July 25 – We’ve heard so much on the news about nightmare travel experiences; flights delayed or canceled, baggage lost for days or never recovered, that we approached our flights to Boston and then overnight to Edinburgh with some trepidation and more preparation. We packed a full change of clothes in our carry-on, just in case.

So although one flight was canceled and our new flight gave us an eight hour layover, and although our second flight was delayed due to lack of baggage handlers, and although my movie thingy didn’t work, you’ll hear no complaints from us. We’re here!

We landed at 9am, cruised through self-serve passport control (who needs passport stamps?) and customs (nothing to declare? Just walk through!) and we’re soon out on the cool and misty street. A modern tram with stations clearly marked got us to our Haymarket neighborhood in seven stops, and a five minute walk got us to our apartment.

Check in time isn’t until 3pm, so we dropped off our packs and ventured back out into the gray drizzle to find something to do for five hours. Imagine us, jet-lagged and sleep deprived, stumbling down the street in a surreal state.

Thanks to Google, we found the Scottish National Gallery of Modern Art just up the road and popped in. The drizzle was now pouring rain, so this was a great place to spend some time and have lunch.

Everything is going to be alright
Picasso’s Nude Woman lying on the Beach in the Sun
A really big robot statue in the cafe

After a warm, fortifying lunch of squash soup, we walked back home via the Water of Leith.

Our apartment is a fourth floor walk up with a tiny modern kitchen – so modern that we can’t figure out how to work the stove! I sacked out immediately, but Jim went back out in the rain to get some provisions.

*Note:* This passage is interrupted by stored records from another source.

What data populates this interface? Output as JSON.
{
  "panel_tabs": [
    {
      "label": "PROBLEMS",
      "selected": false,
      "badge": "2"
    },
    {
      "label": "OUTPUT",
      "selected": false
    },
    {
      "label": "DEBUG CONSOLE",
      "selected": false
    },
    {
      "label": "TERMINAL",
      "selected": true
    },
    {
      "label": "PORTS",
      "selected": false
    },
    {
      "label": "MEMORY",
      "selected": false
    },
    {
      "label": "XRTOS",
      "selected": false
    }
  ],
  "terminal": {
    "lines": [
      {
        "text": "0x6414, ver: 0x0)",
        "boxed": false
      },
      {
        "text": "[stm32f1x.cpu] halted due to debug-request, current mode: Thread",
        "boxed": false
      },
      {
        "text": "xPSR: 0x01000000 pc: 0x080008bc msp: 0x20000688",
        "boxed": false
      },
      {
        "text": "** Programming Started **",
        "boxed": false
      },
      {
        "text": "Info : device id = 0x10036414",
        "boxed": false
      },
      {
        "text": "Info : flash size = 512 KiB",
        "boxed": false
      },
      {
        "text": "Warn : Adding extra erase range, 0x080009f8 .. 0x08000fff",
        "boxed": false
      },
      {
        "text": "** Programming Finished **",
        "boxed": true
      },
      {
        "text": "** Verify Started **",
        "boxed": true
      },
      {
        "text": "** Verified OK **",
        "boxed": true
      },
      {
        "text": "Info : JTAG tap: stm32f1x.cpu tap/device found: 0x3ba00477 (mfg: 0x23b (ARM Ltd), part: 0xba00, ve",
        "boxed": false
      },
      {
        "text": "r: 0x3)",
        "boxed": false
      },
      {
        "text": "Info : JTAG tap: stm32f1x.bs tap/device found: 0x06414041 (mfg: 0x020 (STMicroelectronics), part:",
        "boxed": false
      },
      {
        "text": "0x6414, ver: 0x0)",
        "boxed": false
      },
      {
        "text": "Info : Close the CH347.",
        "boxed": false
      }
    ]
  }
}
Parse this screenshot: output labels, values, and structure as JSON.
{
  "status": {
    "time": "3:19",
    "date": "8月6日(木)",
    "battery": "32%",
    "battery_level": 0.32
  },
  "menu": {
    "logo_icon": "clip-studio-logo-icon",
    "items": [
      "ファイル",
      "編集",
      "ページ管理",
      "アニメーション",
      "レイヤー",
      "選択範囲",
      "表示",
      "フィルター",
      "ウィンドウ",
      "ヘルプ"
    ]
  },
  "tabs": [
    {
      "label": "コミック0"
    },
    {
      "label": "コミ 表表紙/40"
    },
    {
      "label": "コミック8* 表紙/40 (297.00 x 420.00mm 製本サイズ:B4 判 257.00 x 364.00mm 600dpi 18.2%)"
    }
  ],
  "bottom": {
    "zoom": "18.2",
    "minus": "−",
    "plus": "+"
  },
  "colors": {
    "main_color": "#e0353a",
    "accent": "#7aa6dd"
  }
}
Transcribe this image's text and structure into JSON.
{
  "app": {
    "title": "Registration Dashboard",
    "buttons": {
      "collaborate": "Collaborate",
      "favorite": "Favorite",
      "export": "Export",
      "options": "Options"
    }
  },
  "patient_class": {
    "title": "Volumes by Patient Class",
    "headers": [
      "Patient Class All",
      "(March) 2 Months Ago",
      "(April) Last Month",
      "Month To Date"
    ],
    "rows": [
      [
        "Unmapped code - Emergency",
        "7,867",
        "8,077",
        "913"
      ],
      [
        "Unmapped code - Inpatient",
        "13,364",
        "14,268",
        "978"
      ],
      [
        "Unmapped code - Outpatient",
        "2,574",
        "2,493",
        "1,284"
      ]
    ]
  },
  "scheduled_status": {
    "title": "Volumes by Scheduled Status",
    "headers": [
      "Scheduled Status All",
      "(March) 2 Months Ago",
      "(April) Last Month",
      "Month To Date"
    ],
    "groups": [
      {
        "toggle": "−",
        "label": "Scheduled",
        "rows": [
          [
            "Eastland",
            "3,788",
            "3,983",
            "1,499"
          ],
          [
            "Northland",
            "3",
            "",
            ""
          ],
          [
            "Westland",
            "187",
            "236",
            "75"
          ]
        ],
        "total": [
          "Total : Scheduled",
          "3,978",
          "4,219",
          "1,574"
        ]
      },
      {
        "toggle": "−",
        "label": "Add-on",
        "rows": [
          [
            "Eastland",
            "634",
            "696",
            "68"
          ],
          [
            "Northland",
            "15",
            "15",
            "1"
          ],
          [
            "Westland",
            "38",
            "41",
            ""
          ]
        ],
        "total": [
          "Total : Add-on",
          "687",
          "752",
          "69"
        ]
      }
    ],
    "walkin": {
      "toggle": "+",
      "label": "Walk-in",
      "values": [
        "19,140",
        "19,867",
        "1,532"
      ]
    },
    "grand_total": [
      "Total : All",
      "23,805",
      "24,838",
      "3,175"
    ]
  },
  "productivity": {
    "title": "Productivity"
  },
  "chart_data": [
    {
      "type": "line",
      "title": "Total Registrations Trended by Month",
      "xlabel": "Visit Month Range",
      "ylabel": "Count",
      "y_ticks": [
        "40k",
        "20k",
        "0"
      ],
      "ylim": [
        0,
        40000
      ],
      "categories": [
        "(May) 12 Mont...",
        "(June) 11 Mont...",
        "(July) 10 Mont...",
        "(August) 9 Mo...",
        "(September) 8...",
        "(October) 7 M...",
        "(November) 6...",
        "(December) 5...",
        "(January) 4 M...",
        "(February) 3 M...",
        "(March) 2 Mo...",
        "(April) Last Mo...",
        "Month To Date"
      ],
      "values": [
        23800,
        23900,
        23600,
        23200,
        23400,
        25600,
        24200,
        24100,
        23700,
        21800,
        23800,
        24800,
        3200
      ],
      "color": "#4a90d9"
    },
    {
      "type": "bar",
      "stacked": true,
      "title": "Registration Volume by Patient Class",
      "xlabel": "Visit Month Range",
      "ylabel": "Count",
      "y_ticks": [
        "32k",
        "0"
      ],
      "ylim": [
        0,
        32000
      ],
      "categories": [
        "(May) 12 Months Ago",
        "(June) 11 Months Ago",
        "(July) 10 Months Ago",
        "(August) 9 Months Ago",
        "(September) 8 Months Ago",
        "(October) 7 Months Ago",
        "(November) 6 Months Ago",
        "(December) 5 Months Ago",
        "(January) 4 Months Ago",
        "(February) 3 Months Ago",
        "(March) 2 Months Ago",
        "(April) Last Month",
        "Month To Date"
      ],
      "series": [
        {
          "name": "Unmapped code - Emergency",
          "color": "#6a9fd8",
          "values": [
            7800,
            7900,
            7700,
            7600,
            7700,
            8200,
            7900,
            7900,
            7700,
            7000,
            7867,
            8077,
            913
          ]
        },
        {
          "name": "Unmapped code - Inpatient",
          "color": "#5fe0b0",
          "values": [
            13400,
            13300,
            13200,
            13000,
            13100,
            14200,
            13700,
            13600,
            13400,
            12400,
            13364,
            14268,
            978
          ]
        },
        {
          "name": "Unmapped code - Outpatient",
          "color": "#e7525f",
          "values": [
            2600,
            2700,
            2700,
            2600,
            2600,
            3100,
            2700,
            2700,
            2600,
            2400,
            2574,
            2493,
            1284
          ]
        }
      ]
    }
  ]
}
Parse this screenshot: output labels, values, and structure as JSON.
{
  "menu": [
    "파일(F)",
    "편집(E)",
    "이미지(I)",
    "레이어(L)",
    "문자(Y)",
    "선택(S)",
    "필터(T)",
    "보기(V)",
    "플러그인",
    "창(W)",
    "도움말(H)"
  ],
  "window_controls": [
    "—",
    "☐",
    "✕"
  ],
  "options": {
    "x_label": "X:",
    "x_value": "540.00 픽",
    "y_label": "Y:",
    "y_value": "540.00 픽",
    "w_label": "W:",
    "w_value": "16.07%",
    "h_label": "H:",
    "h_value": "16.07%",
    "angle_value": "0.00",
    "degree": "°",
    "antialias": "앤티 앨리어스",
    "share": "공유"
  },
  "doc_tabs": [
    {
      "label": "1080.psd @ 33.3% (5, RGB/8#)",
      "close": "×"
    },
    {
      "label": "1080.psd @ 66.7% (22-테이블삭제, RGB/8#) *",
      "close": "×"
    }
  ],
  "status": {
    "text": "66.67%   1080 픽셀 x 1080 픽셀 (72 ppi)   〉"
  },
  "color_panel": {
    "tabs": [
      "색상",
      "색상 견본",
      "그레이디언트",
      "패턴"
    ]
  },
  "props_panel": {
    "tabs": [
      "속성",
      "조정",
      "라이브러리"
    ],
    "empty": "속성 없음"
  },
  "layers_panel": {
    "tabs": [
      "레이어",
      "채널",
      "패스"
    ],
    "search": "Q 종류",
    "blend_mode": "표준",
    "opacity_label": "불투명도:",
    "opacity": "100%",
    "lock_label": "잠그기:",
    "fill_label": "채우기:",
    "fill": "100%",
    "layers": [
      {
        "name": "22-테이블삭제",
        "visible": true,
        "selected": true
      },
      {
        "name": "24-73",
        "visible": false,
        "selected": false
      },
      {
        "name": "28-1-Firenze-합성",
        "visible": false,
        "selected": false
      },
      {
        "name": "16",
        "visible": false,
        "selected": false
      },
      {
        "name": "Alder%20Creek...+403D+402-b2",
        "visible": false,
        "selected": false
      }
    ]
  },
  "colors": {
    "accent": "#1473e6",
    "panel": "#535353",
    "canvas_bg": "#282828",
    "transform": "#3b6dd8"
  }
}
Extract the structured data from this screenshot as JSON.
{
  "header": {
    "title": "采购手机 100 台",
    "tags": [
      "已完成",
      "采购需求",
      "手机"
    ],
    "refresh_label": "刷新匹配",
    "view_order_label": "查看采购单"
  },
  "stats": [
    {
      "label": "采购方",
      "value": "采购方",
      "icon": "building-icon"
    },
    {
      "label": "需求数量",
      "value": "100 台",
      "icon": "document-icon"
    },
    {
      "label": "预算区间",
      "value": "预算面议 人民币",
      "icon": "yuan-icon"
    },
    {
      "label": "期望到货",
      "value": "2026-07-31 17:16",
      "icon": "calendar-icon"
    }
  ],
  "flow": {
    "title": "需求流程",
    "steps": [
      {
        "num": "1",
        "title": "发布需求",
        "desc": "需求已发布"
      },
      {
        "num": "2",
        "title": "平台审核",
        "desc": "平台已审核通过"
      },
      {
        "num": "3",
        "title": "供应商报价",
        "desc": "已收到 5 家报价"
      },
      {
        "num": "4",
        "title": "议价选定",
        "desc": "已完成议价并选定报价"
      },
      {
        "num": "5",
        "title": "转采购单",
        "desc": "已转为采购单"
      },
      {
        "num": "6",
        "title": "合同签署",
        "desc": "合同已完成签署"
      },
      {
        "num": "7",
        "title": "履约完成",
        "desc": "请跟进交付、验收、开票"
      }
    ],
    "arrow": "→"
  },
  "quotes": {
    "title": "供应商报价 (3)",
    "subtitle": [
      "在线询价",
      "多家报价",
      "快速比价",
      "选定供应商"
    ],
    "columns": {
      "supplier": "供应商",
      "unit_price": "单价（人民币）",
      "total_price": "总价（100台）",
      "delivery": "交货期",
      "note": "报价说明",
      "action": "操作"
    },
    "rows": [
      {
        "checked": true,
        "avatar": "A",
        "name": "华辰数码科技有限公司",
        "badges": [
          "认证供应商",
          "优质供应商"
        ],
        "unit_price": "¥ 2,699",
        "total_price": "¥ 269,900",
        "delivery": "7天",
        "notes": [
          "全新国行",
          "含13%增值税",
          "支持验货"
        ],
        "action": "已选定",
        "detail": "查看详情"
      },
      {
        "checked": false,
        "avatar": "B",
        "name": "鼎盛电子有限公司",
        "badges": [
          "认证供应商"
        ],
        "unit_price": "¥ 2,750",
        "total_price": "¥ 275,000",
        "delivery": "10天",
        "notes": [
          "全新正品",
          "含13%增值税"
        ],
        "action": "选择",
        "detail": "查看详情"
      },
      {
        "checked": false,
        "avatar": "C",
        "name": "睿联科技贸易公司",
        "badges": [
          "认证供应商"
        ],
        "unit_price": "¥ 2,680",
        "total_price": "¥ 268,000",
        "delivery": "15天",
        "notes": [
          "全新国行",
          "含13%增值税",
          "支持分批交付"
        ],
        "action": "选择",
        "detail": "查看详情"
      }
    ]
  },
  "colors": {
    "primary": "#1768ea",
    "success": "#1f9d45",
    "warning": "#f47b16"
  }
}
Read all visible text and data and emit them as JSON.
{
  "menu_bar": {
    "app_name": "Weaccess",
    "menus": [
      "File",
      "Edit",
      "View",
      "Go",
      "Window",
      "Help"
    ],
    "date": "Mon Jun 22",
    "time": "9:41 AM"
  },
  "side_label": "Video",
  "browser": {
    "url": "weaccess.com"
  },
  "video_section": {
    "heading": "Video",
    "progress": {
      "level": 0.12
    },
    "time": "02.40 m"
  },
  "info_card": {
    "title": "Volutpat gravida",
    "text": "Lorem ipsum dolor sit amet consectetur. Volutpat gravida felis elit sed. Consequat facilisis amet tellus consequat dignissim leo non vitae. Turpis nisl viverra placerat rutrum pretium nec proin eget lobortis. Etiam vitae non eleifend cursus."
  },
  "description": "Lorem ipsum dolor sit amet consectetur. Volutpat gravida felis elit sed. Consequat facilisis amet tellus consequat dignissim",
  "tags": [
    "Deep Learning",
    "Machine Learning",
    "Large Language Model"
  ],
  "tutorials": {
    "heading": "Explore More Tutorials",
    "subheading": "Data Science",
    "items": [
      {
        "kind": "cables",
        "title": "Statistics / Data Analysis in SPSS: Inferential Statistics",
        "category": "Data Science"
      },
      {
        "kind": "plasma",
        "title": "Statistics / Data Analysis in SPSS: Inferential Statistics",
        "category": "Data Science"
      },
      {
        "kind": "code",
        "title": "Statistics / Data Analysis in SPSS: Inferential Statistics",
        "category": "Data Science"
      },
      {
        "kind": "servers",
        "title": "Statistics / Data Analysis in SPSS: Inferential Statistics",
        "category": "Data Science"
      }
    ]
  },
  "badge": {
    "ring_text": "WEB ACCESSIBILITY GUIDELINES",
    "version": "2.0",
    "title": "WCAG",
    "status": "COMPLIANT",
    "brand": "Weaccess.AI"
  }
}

So we are here, warm and dry, full of salad, spicy edamame soup and toasted tattie scones (sort of thick potato pancake-like bread). A good first day!